The chains have similar menus that focus on coffee, pastries, and sandwiches. And both brands rely on a franchise model. This means they must compete for franchisees who will invest and open new restaurants before they can compete for customers.
Dunkin’ thinks this won’t happen for a while. “It takes a great deal of time to recognize the potential synergies of mergers like this, and it is often distracting for the companies involved,” Karen Raskopf, chief communications officer for Dunkin’ Brands, wrote in an e-mail.

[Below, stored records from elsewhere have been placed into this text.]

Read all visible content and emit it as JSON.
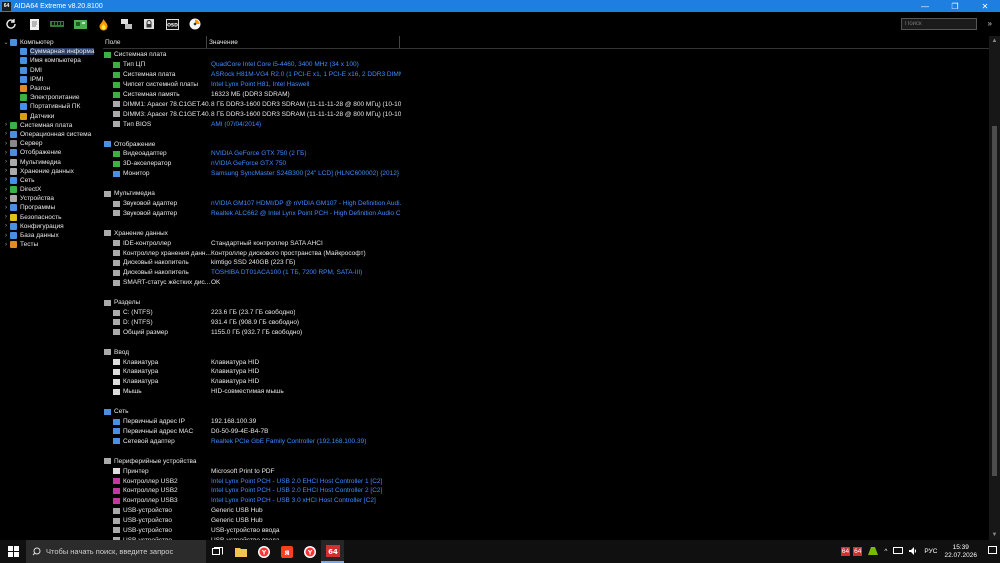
{
  "window": {
    "title": "AIDA64 Extreme v8.20.8100",
    "app_icon_text": "64",
    "minimize": "—",
    "maximize": "❐",
    "close": "✕"
  },
  "toolbar": {
    "search_placeholder": "Поиск",
    "more": "»",
    "icons": [
      "refresh-icon",
      "report-icon",
      "ram-icon",
      "motherboard-icon",
      "flame-icon",
      "network-icon",
      "lock-icon",
      "osd-icon",
      "stability-icon"
    ]
  },
  "tree": {
    "items": [
      {
        "label": "Компьютер",
        "exp": "⌄",
        "level": 0,
        "color": "#4a90e2"
      },
      {
        "label": "Суммарная информа",
        "exp": "",
        "level": 1,
        "color": "#4a90e2",
        "selected": true
      },
      {
        "label": "Имя компьютера",
        "exp": "",
        "level": 1,
        "color": "#4a90e2"
      },
      {
        "label": "DMI",
        "exp": "",
        "level": 1,
        "color": "#4a90e2"
      },
      {
        "label": "IPMI",
        "exp": "",
        "level": 1,
        "color": "#4a90e2"
      },
      {
        "label": "Разгон",
        "exp": "",
        "level": 1,
        "color": "#e08a2a"
      },
      {
        "label": "Электропитание",
        "exp": "",
        "level": 1,
        "color": "#3cb043"
      },
      {
        "label": "Портативный ПК",
        "exp": "",
        "level": 1,
        "color": "#4a90e2"
      },
      {
        "label": "Датчики",
        "exp": "",
        "level": 1,
        "color": "#d4a017"
      },
      {
        "label": "Системная плата",
        "exp": "›",
        "level": 0,
        "color": "#3cb043"
      },
      {
        "label": "Операционная система",
        "exp": "›",
        "level": 0,
        "color": "#4a90e2"
      },
      {
        "label": "Сервер",
        "exp": "›",
        "level": 0,
        "color": "#888888"
      },
      {
        "label": "Отображение",
        "exp": "›",
        "level": 0,
        "color": "#4a90e2"
      },
      {
        "label": "Мультимедиа",
        "exp": "›",
        "level": 0,
        "color": "#aaaaaa"
      },
      {
        "label": "Хранение данных",
        "exp": "›",
        "level": 0,
        "color": "#aaaaaa"
      },
      {
        "label": "Сеть",
        "exp": "›",
        "level": 0,
        "color": "#4a90e2"
      },
      {
        "label": "DirectX",
        "exp": "›",
        "level": 0,
        "color": "#3cb043"
      },
      {
        "label": "Устройства",
        "exp": "›",
        "level": 0,
        "color": "#aaaaaa"
      },
      {
        "label": "Программы",
        "exp": "›",
        "level": 0,
        "color": "#4a90e2"
      },
      {
        "label": "Безопасность",
        "exp": "›",
        "level": 0,
        "color": "#e0c020"
      },
      {
        "label": "Конфигурация",
        "exp": "›",
        "level": 0,
        "color": "#4a90e2"
      },
      {
        "label": "База данных",
        "exp": "›",
        "level": 0,
        "color": "#4a90e2"
      },
      {
        "label": "Тесты",
        "exp": "›",
        "level": 0,
        "color": "#e08a2a"
      }
    ]
  },
  "columns": {
    "field": "Поле",
    "value": "Значение"
  },
  "rows": [
    {
      "type": "group",
      "label": "Системная плата",
      "color": "#3cb043"
    },
    {
      "type": "item",
      "field": "Тип ЦП",
      "value": "QuadCore Intel Core i5-4460, 3400 MHz (34 x 100)",
      "link": true,
      "color": "#3cb043"
    },
    {
      "type": "item",
      "field": "Системная плата",
      "value": "ASRock H81M-VG4 R2.0  (1 PCI-E x1, 1 PCI-E x16, 2 DDR3 DIMM, A...",
      "link": true,
      "color": "#3cb043"
    },
    {
      "type": "item",
      "field": "Чипсет системной платы",
      "value": "Intel Lynx Point H81, Intel Haswell",
      "link": true,
      "color": "#3cb043"
    },
    {
      "type": "item",
      "field": "Системная память",
      "value": "16323 МБ  (DDR3 SDRAM)",
      "link": false,
      "color": "#3cb043"
    },
    {
      "type": "item",
      "field": "DIMM1: Apacer 78.C1GET.40...",
      "value": "8 ГБ DDR3-1600 DDR3 SDRAM  (11-11-11-28 @ 800 МГц)  (10-10-1...",
      "link": false,
      "color": "#aaaaaa"
    },
    {
      "type": "item",
      "field": "DIMM3: Apacer 78.C1GET.40...",
      "value": "8 ГБ DDR3-1600 DDR3 SDRAM  (11-11-11-28 @ 800 МГц)  (10-10-1...",
      "link": false,
      "color": "#aaaaaa"
    },
    {
      "type": "item",
      "field": "Тип BIOS",
      "value": "AMI (07/04/2014)",
      "link": true,
      "color": "#aaaaaa"
    },
    {
      "type": "gap"
    },
    {
      "type": "group",
      "label": "Отображение",
      "color": "#4a90e2"
    },
    {
      "type": "item",
      "field": "Видеоадаптер",
      "value": "NVIDIA GeForce GTX 750  (2 ГБ)",
      "link": true,
      "color": "#3cb043"
    },
    {
      "type": "item",
      "field": "3D-акселератор",
      "value": "nVIDIA GeForce GTX 750",
      "link": true,
      "color": "#3cb043"
    },
    {
      "type": "item",
      "field": "Монитор",
      "value": "Samsung SyncMaster S24B300  [24\" LCD]  (HLNC600002)  {2012}",
      "link": true,
      "color": "#4a90e2"
    },
    {
      "type": "gap"
    },
    {
      "type": "group",
      "label": "Мультимедиа",
      "color": "#aaaaaa"
    },
    {
      "type": "item",
      "field": "Звуковой адаптер",
      "value": "nVIDIA GM107 HDMI/DP @ nVIDIA GM107 - High Definition Audi...",
      "link": true,
      "color": "#aaaaaa"
    },
    {
      "type": "item",
      "field": "Звуковой адаптер",
      "value": "Realtek ALC662 @ Intel Lynx Point PCH - High Definition Audio C...",
      "link": true,
      "color": "#aaaaaa"
    },
    {
      "type": "gap"
    },
    {
      "type": "group",
      "label": "Хранение данных",
      "color": "#aaaaaa"
    },
    {
      "type": "item",
      "field": "IDE-контроллер",
      "value": "Стандартный контроллер SATA AHCI",
      "link": false,
      "color": "#aaaaaa"
    },
    {
      "type": "item",
      "field": "Контроллер хранения данн...",
      "value": "Контроллер дискового пространства (Майкрософт)",
      "link": false,
      "color": "#aaaaaa"
    },
    {
      "type": "item",
      "field": "Дисковый накопитель",
      "value": "kimtigo SSD 240GB  (223 ГБ)",
      "link": false,
      "color": "#aaaaaa"
    },
    {
      "type": "item",
      "field": "Дисковый накопитель",
      "value": "TOSHIBA DT01ACA100  (1 ТБ, 7200 RPM, SATA-III)",
      "link": true,
      "color": "#aaaaaa"
    },
    {
      "type": "item",
      "field": "SMART-статус жёстких дис...",
      "value": "OK",
      "link": false,
      "color": "#aaaaaa"
    },
    {
      "type": "gap"
    },
    {
      "type": "group",
      "label": "Разделы",
      "color": "#aaaaaa"
    },
    {
      "type": "item",
      "field": "C: (NTFS)",
      "value": "223.6 ГБ (23.7 ГБ свободно)",
      "link": false,
      "color": "#aaaaaa"
    },
    {
      "type": "item",
      "field": "D: (NTFS)",
      "value": "931.4 ГБ (908.9 ГБ свободно)",
      "link": false,
      "color": "#aaaaaa"
    },
    {
      "type": "item",
      "field": "Общий размер",
      "value": "1155.0 ГБ (932.7 ГБ свободно)",
      "link": false,
      "color": "#aaaaaa"
    },
    {
      "type": "gap"
    },
    {
      "type": "group",
      "label": "Ввод",
      "color": "#aaaaaa"
    },
    {
      "type": "item",
      "field": "Клавиатура",
      "value": "Клавиатура HID",
      "link": false,
      "color": "#dddddd"
    },
    {
      "type": "item",
      "field": "Клавиатура",
      "value": "Клавиатура HID",
      "link": false,
      "color": "#dddddd"
    },
    {
      "type": "item",
      "field": "Клавиатура",
      "value": "Клавиатура HID",
      "link": false,
      "color": "#dddddd"
    },
    {
      "type": "item",
      "field": "Мышь",
      "value": "HID-совместимая мышь",
      "link": false,
      "color": "#dddddd"
    },
    {
      "type": "gap"
    },
    {
      "type": "group",
      "label": "Сеть",
      "color": "#4a90e2"
    },
    {
      "type": "item",
      "field": "Первичный адрес IP",
      "value": "192.168.100.39",
      "link": false,
      "color": "#4a90e2"
    },
    {
      "type": "item",
      "field": "Первичный адрес MAC",
      "value": "D0-50-99-4E-B4-7B",
      "link": false,
      "color": "#4a90e2"
    },
    {
      "type": "item",
      "field": "Сетевой адаптер",
      "value": "Realtek PCIe GbE Family Controller  (192.168.100.39)",
      "link": true,
      "color": "#4a90e2"
    },
    {
      "type": "gap"
    },
    {
      "type": "group",
      "label": "Периферийные устройства",
      "color": "#aaaaaa"
    },
    {
      "type": "item",
      "field": "Принтер",
      "value": "Microsoft Print to PDF",
      "link": false,
      "color": "#dddddd"
    },
    {
      "type": "item",
      "field": "Контроллер USB2",
      "value": "Intel Lynx Point PCH - USB 2.0 EHCI Host Controller 1 [C2]",
      "link": true,
      "color": "#c03aa0"
    },
    {
      "type": "item",
      "field": "Контроллер USB2",
      "value": "Intel Lynx Point PCH - USB 2.0 EHCI Host Controller 2 [C2]",
      "link": true,
      "color": "#c03aa0"
    },
    {
      "type": "item",
      "field": "Контроллер USB3",
      "value": "Intel Lynx Point PCH - USB 3.0 xHCI Host Controller [C2]",
      "link": true,
      "color": "#c03aa0"
    },
    {
      "type": "item",
      "field": "USB-устройство",
      "value": "Generic USB Hub",
      "link": false,
      "color": "#aaaaaa"
    },
    {
      "type": "item",
      "field": "USB-устройство",
      "value": "Generic USB Hub",
      "link": false,
      "color": "#aaaaaa"
    },
    {
      "type": "item",
      "field": "USB-устройство",
      "value": "USB-устройство ввода",
      "link": false,
      "color": "#aaaaaa"
    },
    {
      "type": "item",
      "field": "USB-устройство",
      "value": "USB-устройство ввода",
      "link": false,
      "color": "#aaaaaa"
    }
  ],
  "taskbar": {
    "search_placeholder": "Чтобы начать поиск, введите запрос",
    "tray_badge": "64",
    "language": "РУС",
    "time": "15:39",
    "date": "22.07.2026"
  }
}
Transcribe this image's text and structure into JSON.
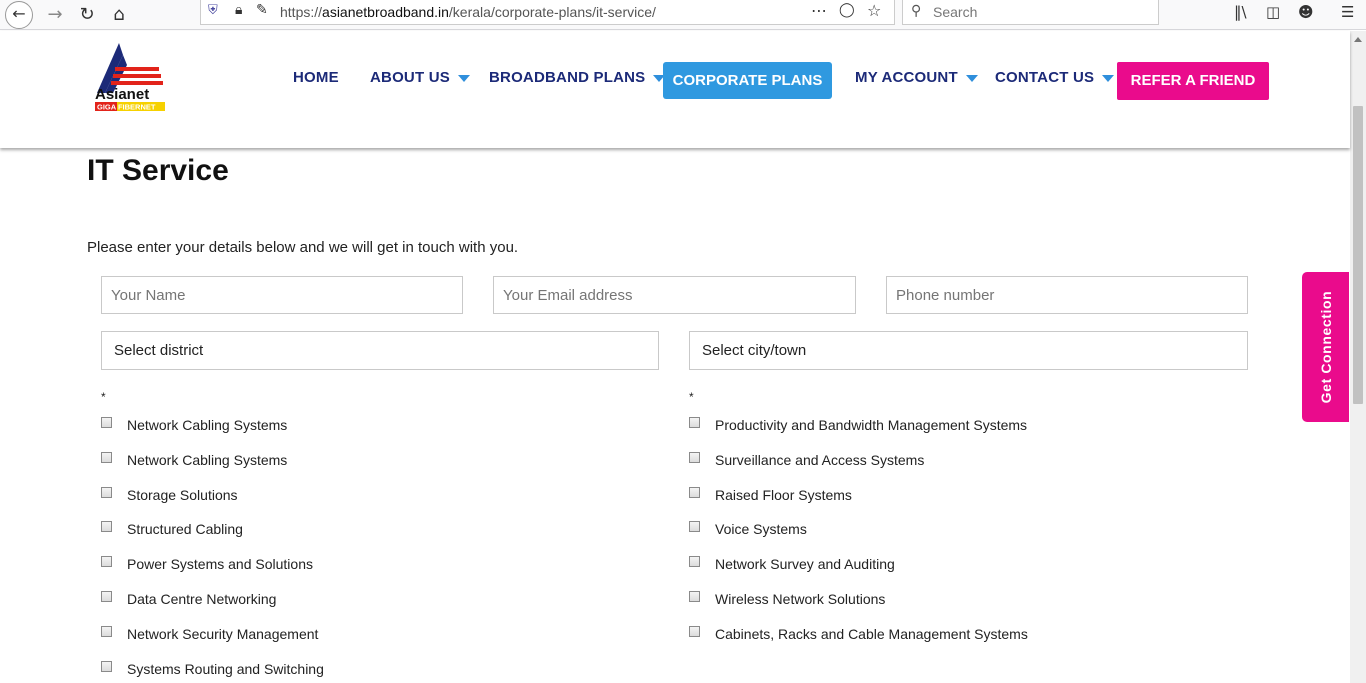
{
  "browser": {
    "url_prefix": "https://",
    "url_domain": "asianetbroadband.in",
    "url_path": "/kerala/corporate-plans/it-service/",
    "search_placeholder": "Search",
    "icons": [
      "back-icon",
      "forward-icon",
      "reload-icon",
      "home-icon",
      "shield-icon",
      "lock-icon",
      "permissions-icon",
      "more-icon",
      "pocket-icon",
      "bookmark-star-icon",
      "search-icon",
      "library-icon",
      "sidebar-icon",
      "account-icon",
      "menu-icon"
    ]
  },
  "header": {
    "logo_text": "Asianet",
    "logo_sub": "GIGA FIBERNET",
    "nav": {
      "home": "HOME",
      "about": "ABOUT US",
      "broadband": "BROADBAND PLANS",
      "corporate": "CORPORATE PLANS",
      "account": "MY ACCOUNT",
      "contact": "CONTACT US",
      "refer": "REFER A FRIEND"
    },
    "colors": {
      "nav_text": "#1c2a78",
      "active_bg": "#2f99e0",
      "accent_pink": "#ea0b8c"
    }
  },
  "page": {
    "title": "IT Service",
    "intro": "Please enter your details below and we will get in touch with you."
  },
  "form": {
    "name_placeholder": "Your Name",
    "email_placeholder": "Your Email address",
    "phone_placeholder": "Phone number",
    "district_selected": "Select district",
    "city_selected": "Select city/town",
    "required_mark": "*",
    "left_options": [
      "Network Cabling Systems",
      "Network Cabling Systems",
      "Storage Solutions",
      "Structured Cabling",
      "Power Systems and Solutions",
      "Data Centre Networking",
      "Network Security Management",
      "Systems Routing and Switching"
    ],
    "right_options": [
      "Productivity and Bandwidth Management Systems",
      "Surveillance and Access Systems",
      "Raised Floor Systems",
      "Voice Systems",
      "Network Survey and Auditing",
      "Wireless Network Solutions",
      "Cabinets, Racks and Cable Management Systems"
    ]
  },
  "floating": {
    "get_connection": "Get Connection"
  }
}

In the U.S., Dunkin’ is the second-largest coffee chain after Starbucks, with 7,821 outlets, putting it far ahead of Tim Hortons’ 859. Dunkin’ plans to add from 380 to 410 restaurants in the U.S. this year, vs. the 40 to 60 restaurants Tim Hortons plans to add. Both chains require U.S. franchisees to have a minimum net worth of $500,000, according to information from their websites. In 2013, average U.S. sales at each Dunkin’ Donut outlet were $872,700; at Tim Hortons, average U.S. sales per store were $1.1 million, according to QSR magazine.
But the battle may not be in America. “I wouldn’t view it as a big threat to Dunkin’ in the U.S., but they will try to grow Tim Hortons internationally where Dunkin’ is also trying to gain footholds,” says Jefferies analyst Andy Barish.
For the moment, the threat to Dunkin’ is small. It’s far larger, with 10,993 locations globally vs. Tim Hortons’ 4,485, of which 80 percent are in Canada.